Find a clean body earth, use volt meter probes to see if there is power at the positive terminal, and then swap leads, with the black one on the pump body and the red on the main terminal. The pump body earth may have corroded and shut off the current circulation, or it might just be a simple blown fuse.
YOUíVE been out on that first cruise, and the small-block is running really ragged. If youíve fitted sub-standard cheapie plug leads and pulled them off the plugs by the insulated outer casing, instead of the plug boots, 19 20 21 22 23 itís a good bet that youíve broken the internal carbon string, which delivers 35,000 volts from the coil.
BUGGERED and broke fan belt on a cruise? Buy, beg, borrow or steal some ladiesí pantyhose, tie that to fit the pulleys and drive home slowly.
NO FUEL in the Holley carbs when you drop out the level plugs? Might be a fair while since the last fill with whatever, and fuel gauges often lie. Especially if the instrument voltage regulator gets all bitter and twisted and goes out to lunch.
DODGY brake pedal again, and thereís fluid missing from the reservoir, just after a full four-wheel brake system bleed. Those stiffto- turn bleed nipples can be real mongrels to fully tighten, and what you thought was okay has been bleeding fluid ever since and ruining carefully applied paint.
ANOTHER cause of high rpm misfiring, especially with old-style contact point distributors, is when the little steel-cased condenser inside doesnít earth properly, or dies internally. Theyíre like an insulated battery, and often the insulation dies from heat in highhorsepower engines. 25 26 27 24 A SUDDEN smell of burning electrical insulation, and your ride slows to a stop with a dead engine. A modern happening is the case of the over-volting alternator. The output of these high-amperage machines is controlled by a small solid-state voltage regulator, usually inside the casing, and when these die, you get anything upwards of 18 volts, which blows all hell out of onboard engine management systems.

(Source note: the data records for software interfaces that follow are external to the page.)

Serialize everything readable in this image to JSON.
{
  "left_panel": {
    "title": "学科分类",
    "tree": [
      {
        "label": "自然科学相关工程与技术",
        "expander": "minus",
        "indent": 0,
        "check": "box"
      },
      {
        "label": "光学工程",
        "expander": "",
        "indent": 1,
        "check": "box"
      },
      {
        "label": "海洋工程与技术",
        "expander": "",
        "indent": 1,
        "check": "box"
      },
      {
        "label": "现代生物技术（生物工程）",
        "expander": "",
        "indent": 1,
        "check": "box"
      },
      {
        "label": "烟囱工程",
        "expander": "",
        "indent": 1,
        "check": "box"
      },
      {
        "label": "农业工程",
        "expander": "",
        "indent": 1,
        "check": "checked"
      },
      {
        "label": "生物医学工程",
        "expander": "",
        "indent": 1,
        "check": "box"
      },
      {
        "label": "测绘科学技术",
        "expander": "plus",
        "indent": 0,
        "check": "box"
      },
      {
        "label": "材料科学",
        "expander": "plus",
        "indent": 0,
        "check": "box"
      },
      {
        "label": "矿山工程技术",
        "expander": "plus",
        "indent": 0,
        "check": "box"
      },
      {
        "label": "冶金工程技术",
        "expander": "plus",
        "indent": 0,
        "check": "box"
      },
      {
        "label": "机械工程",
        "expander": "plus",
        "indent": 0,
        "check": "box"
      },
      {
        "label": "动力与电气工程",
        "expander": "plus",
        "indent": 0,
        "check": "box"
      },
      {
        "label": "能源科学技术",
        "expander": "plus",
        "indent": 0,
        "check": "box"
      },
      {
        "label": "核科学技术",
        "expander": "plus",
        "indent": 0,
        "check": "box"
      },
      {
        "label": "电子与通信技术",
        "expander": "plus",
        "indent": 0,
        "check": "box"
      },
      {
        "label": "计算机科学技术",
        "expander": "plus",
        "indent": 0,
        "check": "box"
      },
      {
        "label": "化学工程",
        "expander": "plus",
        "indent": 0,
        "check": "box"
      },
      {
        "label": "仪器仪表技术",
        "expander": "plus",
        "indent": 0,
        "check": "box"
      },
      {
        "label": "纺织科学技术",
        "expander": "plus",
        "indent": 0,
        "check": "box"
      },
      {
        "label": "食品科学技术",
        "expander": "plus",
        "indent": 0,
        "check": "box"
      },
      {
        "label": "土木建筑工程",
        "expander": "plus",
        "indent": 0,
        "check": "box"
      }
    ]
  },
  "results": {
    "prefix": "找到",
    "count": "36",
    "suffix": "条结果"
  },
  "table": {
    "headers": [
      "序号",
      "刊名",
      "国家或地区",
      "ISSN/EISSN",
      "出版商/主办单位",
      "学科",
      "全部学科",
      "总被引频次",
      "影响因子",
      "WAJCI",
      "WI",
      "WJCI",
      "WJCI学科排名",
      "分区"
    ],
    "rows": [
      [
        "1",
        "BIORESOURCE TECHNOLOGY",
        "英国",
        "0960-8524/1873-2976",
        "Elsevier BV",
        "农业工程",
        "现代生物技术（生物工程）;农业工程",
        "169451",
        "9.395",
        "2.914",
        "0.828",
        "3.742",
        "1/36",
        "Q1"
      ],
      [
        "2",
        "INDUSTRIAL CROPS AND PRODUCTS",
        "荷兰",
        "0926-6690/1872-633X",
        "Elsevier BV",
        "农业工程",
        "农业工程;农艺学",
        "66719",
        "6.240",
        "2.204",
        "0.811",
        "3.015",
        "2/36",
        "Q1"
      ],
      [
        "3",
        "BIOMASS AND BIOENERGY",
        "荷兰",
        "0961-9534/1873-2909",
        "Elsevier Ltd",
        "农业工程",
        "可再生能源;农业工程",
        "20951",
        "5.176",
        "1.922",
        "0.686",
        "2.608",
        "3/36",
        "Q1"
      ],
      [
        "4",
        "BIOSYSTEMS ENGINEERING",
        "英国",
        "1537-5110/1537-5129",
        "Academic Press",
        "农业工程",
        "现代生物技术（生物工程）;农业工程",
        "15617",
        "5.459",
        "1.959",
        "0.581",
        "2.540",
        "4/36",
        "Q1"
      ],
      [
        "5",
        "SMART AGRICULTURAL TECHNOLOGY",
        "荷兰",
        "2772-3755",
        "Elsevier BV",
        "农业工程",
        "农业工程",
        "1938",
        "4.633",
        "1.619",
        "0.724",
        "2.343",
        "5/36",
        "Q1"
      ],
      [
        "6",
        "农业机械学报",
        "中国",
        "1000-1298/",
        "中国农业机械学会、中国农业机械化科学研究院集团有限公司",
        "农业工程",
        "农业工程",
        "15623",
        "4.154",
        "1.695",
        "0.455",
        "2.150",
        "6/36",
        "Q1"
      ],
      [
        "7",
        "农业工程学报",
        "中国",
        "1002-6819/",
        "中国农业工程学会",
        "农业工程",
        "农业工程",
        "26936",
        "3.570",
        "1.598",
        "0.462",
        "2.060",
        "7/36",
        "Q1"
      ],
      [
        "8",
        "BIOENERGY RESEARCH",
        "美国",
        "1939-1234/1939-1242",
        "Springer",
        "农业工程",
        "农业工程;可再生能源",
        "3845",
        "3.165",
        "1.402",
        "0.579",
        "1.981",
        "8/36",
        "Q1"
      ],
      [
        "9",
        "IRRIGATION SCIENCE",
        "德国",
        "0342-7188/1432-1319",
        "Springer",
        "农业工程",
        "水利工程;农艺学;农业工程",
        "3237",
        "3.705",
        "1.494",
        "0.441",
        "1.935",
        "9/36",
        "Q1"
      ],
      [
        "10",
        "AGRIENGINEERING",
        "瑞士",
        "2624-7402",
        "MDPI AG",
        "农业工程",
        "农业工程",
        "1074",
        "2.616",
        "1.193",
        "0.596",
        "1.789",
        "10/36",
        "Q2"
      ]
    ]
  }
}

And with the earlier XR-XY Fords fitted with Email brand alternators, the main output cable plugs in with a wide brass spade connector, which often melts from high current resistance. Itís usually cured with a clean-up of the male bit and a brand new connector.
A NASTY knocking noise from inside the mill, lots of blue smoke and almost nothing on the dipstick. It can be that the oil filter has spat out the neoprene casing seal because somebody over-tightened the filter; or the rear crank seal wasnít fitted properly; or a hose to the oil cooler has blown; or thereís a big new hole in the thin tin sump. So all that smoke was yours, and it would have been nice to have a pressure gauge!
ITíS been six weeks since the twin-turbo small-block has been fired up, because itís been raining heavily during that time. But today is sunshine-fine and thereís a show íní shine just 35 kays away. On the way there though the injected small-block chokes up and dies, and thereís no way fuel is getting to the vital bits. That would be because you filled the tank with E85 back then, and didnít drain it, so all that soggy wet air has mixed with the ethanol and turned some of it into a thick white jelly. Sorry, but itís time to call out the tilt-tray! s 28 30 29